Upload your configuration. Make sure you are in direct mode, switch to alternative routing using Meta-B and press your additional joystick buttons. The keyman should press the configured key every time you press the corresponding button.
Adding custom button configurations to programs
You will probably want to map different keys to your buttons depending on which program or game you are currently running. But changing and uploading the keyman64 configuration every time you load a new program is not very convenient.
It would be much more convenient if the button configuration could be added to the program itself, so that it reconfigures the Keyman’s button mapping automatically before starting.
For this to work, the C64 must be connected to the Keyman64 serial interface. See the sections Serial interface and Connecting the Serial interface to the C64 in the Keyman64 documentation for details.
Once connected to the serial interface, C64 can execute serial commands on the Keyman64, which includes a map command for (re)mapping control lines to keys.
You can then use the supplied command line tool
potmux to patch a C64
program file and add the desired button configuration:
This is the output of
Usage: potmux [<option>...] <program> [<button|switch>...] Options: -h, --help : print this help text -v, --version : print version information -o, --outfile <file> : output file (default: stdout) Arguments: <program> : C64 program file to patch <button> : route a joystick button to a key <switch> : specify enable line and state Example: potmux -o patched.prg game.prg a0:on b1:space
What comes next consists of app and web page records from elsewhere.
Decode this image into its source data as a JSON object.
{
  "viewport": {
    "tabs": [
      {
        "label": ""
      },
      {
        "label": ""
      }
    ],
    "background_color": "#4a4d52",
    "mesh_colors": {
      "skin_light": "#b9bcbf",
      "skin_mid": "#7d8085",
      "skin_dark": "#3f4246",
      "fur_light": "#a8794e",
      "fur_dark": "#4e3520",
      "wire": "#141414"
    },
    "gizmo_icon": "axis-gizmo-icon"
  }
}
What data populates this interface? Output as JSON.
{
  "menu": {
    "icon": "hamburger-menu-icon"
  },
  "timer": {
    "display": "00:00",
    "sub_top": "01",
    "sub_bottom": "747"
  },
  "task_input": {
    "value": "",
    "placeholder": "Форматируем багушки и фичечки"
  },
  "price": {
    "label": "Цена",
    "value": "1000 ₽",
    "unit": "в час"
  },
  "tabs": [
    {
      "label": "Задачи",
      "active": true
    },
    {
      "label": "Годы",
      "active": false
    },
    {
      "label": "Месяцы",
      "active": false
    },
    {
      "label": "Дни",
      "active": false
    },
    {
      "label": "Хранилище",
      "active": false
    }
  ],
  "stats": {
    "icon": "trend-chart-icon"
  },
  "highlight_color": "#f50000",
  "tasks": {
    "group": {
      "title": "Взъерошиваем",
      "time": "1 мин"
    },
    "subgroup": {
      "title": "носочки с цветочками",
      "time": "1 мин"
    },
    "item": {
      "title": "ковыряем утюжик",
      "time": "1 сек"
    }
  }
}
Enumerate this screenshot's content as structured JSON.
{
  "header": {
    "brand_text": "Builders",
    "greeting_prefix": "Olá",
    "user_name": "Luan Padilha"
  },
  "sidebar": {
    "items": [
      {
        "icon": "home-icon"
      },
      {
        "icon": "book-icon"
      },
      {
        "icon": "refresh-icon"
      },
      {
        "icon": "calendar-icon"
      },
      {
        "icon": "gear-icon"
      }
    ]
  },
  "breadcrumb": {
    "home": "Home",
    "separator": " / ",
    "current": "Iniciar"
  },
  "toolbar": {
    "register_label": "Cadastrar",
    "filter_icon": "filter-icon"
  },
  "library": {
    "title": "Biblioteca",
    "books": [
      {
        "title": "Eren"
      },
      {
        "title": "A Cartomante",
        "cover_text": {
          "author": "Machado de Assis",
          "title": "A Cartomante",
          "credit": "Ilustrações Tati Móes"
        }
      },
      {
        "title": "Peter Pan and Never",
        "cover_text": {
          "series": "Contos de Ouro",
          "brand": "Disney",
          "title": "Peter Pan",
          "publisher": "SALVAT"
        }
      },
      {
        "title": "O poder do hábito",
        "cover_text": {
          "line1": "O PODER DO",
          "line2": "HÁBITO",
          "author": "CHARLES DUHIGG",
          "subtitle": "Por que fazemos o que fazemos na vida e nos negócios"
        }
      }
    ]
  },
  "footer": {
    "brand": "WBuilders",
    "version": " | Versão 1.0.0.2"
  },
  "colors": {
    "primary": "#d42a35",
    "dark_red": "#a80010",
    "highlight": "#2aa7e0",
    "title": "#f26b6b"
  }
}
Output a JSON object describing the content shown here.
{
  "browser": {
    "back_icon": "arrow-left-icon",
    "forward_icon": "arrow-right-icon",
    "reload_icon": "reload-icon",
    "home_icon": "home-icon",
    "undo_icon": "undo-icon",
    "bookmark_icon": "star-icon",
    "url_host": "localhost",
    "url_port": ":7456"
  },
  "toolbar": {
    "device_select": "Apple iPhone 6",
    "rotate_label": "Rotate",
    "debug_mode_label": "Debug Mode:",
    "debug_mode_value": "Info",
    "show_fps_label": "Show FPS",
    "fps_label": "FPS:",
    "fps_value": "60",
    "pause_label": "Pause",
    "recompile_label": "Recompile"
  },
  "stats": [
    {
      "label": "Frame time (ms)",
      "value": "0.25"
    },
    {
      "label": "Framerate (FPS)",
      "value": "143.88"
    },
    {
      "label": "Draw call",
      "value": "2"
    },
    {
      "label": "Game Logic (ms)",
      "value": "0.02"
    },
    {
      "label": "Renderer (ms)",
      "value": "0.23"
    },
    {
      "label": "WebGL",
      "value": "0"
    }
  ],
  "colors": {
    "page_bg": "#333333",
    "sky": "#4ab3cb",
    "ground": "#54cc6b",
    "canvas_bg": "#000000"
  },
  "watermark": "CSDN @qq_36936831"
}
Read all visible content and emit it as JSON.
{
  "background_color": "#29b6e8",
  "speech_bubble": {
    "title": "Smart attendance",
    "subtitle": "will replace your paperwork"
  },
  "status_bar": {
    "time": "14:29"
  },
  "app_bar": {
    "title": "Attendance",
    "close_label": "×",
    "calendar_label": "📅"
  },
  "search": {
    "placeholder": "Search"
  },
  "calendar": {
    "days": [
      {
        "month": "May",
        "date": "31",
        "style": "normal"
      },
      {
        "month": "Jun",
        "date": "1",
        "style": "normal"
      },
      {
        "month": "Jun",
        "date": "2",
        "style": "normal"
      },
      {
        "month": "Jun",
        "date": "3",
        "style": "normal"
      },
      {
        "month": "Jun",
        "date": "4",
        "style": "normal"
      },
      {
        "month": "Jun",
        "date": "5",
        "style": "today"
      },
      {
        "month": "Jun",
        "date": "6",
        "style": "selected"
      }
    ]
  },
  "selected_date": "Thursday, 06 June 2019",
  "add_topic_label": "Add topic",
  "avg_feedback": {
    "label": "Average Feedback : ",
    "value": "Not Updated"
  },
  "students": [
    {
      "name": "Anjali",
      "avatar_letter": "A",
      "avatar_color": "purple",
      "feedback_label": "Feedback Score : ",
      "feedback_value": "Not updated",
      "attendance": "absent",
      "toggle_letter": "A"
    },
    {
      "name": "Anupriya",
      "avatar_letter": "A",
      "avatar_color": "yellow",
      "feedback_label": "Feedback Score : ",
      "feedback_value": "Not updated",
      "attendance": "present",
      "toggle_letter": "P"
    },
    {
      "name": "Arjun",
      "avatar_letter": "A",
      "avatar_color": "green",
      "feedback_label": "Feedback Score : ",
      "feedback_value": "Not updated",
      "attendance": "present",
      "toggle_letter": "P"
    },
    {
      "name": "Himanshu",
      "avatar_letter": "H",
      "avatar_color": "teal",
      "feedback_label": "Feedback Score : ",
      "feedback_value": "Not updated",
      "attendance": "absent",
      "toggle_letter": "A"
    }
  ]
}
In the example above, the existing file
game.prg is patched and the
patched version is written to the output file
remainder of the line contains the configuration arguments.
a0:on instructs the program to pull the keyman control
line a0 to low, assuming that this is the potmux /EN line.
The program thus automatically enables the alternative routing for us.
b1:space instructs the program to map the keyman
control line b1 to the space key.
Programs that use paddles or mice can be patched to turn off the alternative routing automatically, e.g.
potmux -o patched.prg game.prg a0:off
This will make sure that paddles or mice will always work when running this program.
Copyright (c) 2020 Henning Liebenau <firstname.lastname@example.org> Permission is hereby granted, free of charge, to any person obtaining a copy of this software and associated documentation files (the "Software"), to deal in the Software without restriction, including without limitation the rights to use, copy, modify, merge, publish, distribute, sublicense, and/or sell copies of the Software, and to permit persons to whom the Software is furnished to do so, subject to the following conditions: The above copyright notice and this permission notice shall be included in all copies or substantial portions of the Software. THE SOFTWARE IS PROVIDED "AS IS", WITHOUT WARRANTY OF ANY KIND, EXPRESS OR IMPLIED, INCLUDING BUT NOT LIMITED TO THE WARRANTIES OF MERCHANTABILITY, FITNESS FOR A PARTICULAR PURPOSE AND NONINFRINGEMENT. IN NO EVENT SHALL THE AUTHORS OR COPYRIGHT HOLDERS BE LIABLE FOR ANY CLAIM, DAMAGES OR OTHER LIABILITY, WHETHER IN AN ACTION OF CONTRACT, TORT OR OTHERWISE, ARISING FROM, OUT OF OR IN CONNECTION WITH THE SOFTWARE OR THE USE OR OTHER DEALINGS IN THE SOFTWARE.